Working through the lines below, return each one that holds "spam".

Recorded information START

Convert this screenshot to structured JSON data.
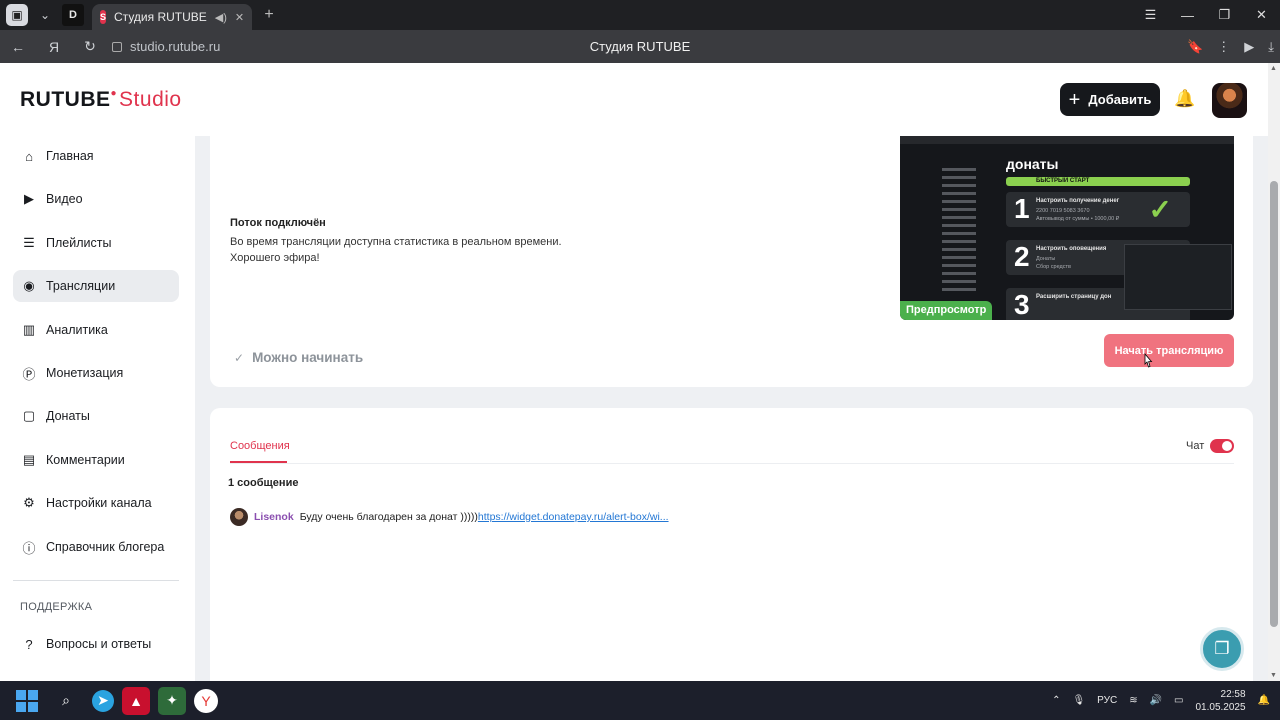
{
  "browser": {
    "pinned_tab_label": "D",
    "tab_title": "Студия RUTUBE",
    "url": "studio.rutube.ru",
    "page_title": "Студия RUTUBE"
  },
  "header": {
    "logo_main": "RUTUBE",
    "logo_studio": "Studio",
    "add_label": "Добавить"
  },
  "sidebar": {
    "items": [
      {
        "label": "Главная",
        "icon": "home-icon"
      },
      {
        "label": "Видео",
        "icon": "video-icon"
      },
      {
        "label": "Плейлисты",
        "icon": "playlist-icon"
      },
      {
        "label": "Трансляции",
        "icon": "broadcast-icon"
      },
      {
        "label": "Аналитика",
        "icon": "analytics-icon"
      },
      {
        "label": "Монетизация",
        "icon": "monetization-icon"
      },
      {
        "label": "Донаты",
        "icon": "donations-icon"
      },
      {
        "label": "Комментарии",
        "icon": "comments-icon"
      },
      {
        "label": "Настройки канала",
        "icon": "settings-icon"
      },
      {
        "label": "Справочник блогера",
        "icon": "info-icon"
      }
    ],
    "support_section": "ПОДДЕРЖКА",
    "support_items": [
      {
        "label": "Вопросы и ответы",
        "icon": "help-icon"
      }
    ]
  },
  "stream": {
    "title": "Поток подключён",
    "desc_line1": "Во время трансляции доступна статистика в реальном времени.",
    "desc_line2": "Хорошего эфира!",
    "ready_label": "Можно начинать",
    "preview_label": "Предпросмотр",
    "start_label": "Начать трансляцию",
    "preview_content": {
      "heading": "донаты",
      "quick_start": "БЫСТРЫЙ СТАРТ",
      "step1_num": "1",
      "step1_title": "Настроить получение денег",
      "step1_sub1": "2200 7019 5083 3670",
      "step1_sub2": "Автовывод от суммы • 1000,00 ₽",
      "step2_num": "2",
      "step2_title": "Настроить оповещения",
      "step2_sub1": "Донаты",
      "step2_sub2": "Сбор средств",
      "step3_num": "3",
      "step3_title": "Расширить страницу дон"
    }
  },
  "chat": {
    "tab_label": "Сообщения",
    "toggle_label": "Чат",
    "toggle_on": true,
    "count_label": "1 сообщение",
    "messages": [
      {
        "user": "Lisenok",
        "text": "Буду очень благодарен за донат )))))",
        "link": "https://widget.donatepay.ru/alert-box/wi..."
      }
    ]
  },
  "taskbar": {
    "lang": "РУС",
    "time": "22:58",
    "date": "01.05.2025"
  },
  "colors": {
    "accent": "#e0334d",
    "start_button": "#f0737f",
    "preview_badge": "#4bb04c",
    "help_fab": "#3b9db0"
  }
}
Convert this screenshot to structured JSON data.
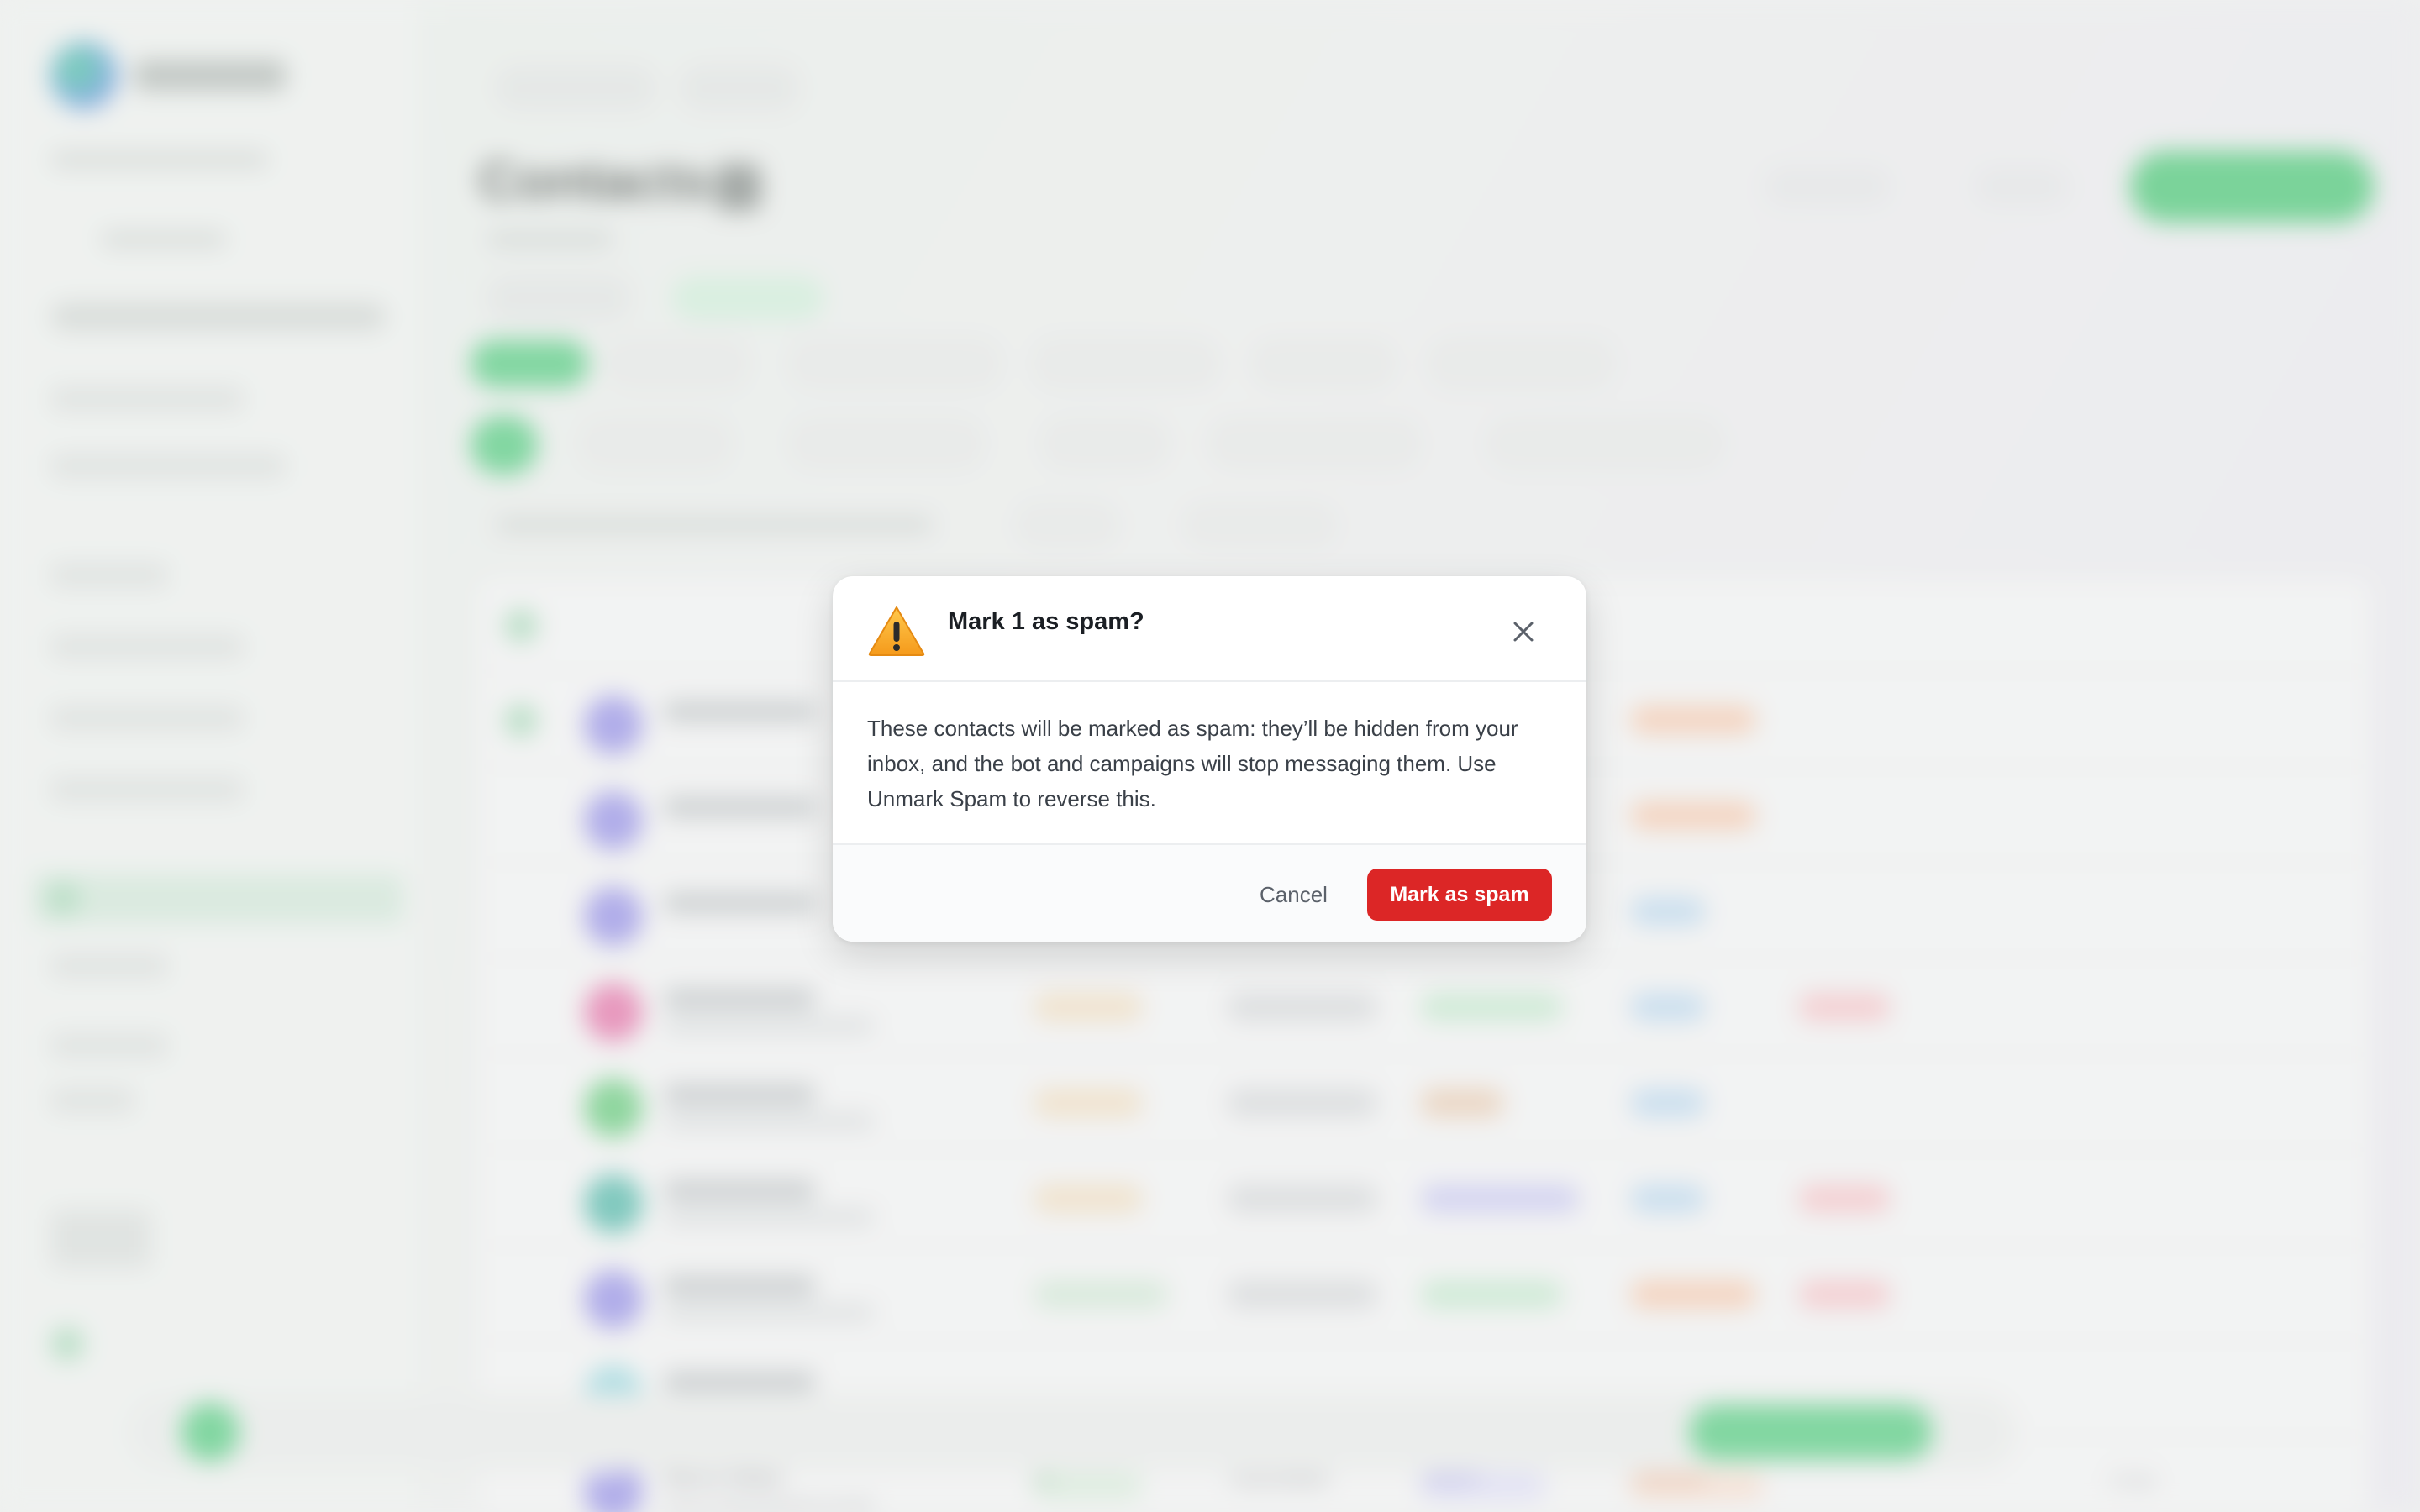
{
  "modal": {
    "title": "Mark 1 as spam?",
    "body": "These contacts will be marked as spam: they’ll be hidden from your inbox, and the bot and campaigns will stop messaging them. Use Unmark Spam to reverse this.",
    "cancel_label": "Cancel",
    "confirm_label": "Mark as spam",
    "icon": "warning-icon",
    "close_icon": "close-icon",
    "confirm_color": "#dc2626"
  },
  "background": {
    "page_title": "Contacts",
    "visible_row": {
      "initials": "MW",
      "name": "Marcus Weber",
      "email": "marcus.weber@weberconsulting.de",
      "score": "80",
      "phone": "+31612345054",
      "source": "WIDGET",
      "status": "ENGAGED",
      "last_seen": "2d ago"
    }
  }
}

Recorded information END

§ Answer section:
    "title": "Mark 1 as spam?",
    "body": "These contacts will be marked as spam: they’ll be hidden from your inbox, and the bot and campaigns will stop messaging them. Use Unmark Spam to reverse this.",
    "confirm_label": "Mark as spam",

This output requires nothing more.